Objective: Cutaneous manifestations are the most common clinical features of lupus erythematosus (LE). The aim of this study was to analyze differences in the inflammatory response of keratinocytes from patients with cutaneous LE (CLE) compared with healthy controls.
Methods: Keratinocytes from LE patients and controls were cultured from epidermal stem cells of the hair follicle of anagen head hairs. Functional responses of keratinocytes to cytokine stimulation were determined by flow cytometry and enzyme-linked immunosorbent assay. Biopsy samples of lesional skin were analyzed by immunohistochemistry.
Results: Keratinocytes from CLE patients expressed higher levels of IL-18 receptor on their cell surface in response to tumor necrosis factor alpha (TNFalpha) or interferon-gamma stimulation. In response to IL-18 stimulation, these cells produced large amounts of TNFalpha. Of note, in the presence of IL-18, CLE keratinocytes failed to express IL-12. IL-12 has previously been shown to protect keratinocytes from ultraviolet irradiation-induced apoptosis. Keratinocytes from LE patients were more prone to die upon exposure to IL-18, and this increased apoptosis was abrogated by blockade of endogenously produced TNFalpha as well as by the addition of exogenous IL-12. IL-18 was highly expressed in biopsy samples of lesional skin from CLE patients.

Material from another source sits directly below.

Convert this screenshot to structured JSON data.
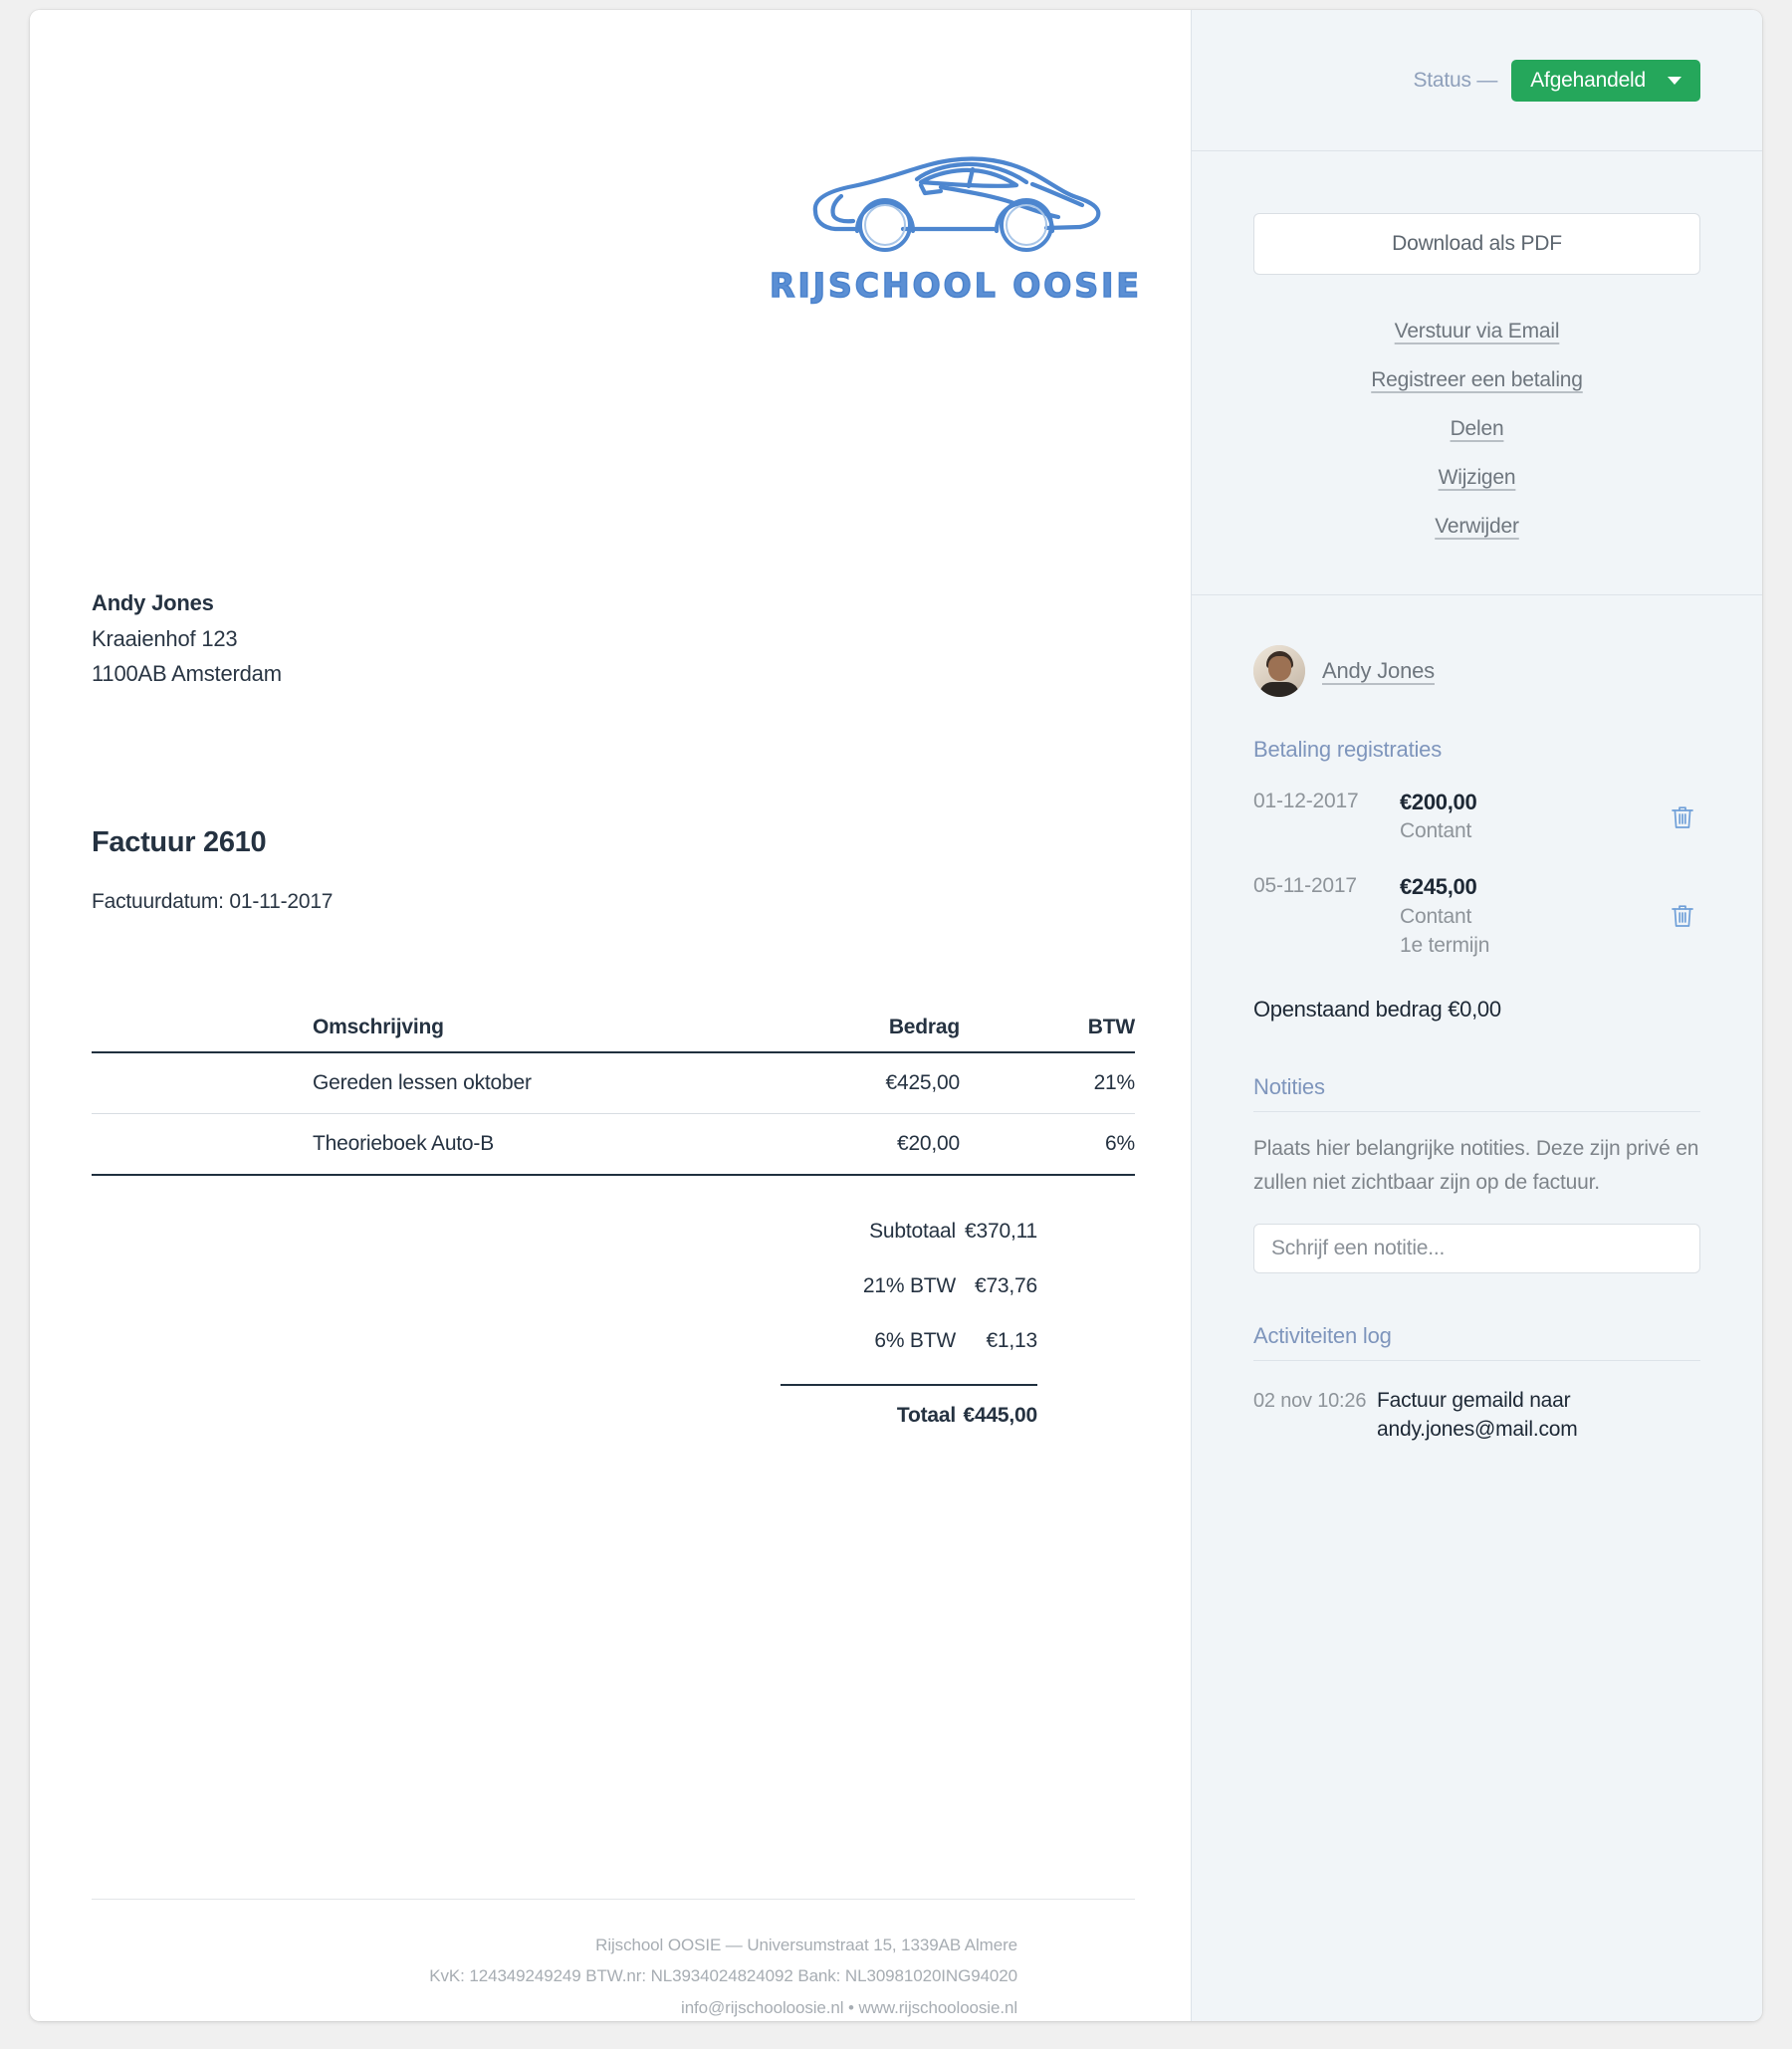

Conclusion: Our results demonstrate an intrinsic difference in the inflammatory response of keratinocytes and indicate an autocrine feedback loop involving TNFalpha, IL-18, and IL-12 family members. Our results suggest that IL-18 may occupy an important position in the cytokine hierarchy in CLE, indicating the potential benefit of a local agent that blocks IL-18 activity in the treatment of the manifestations of CLE.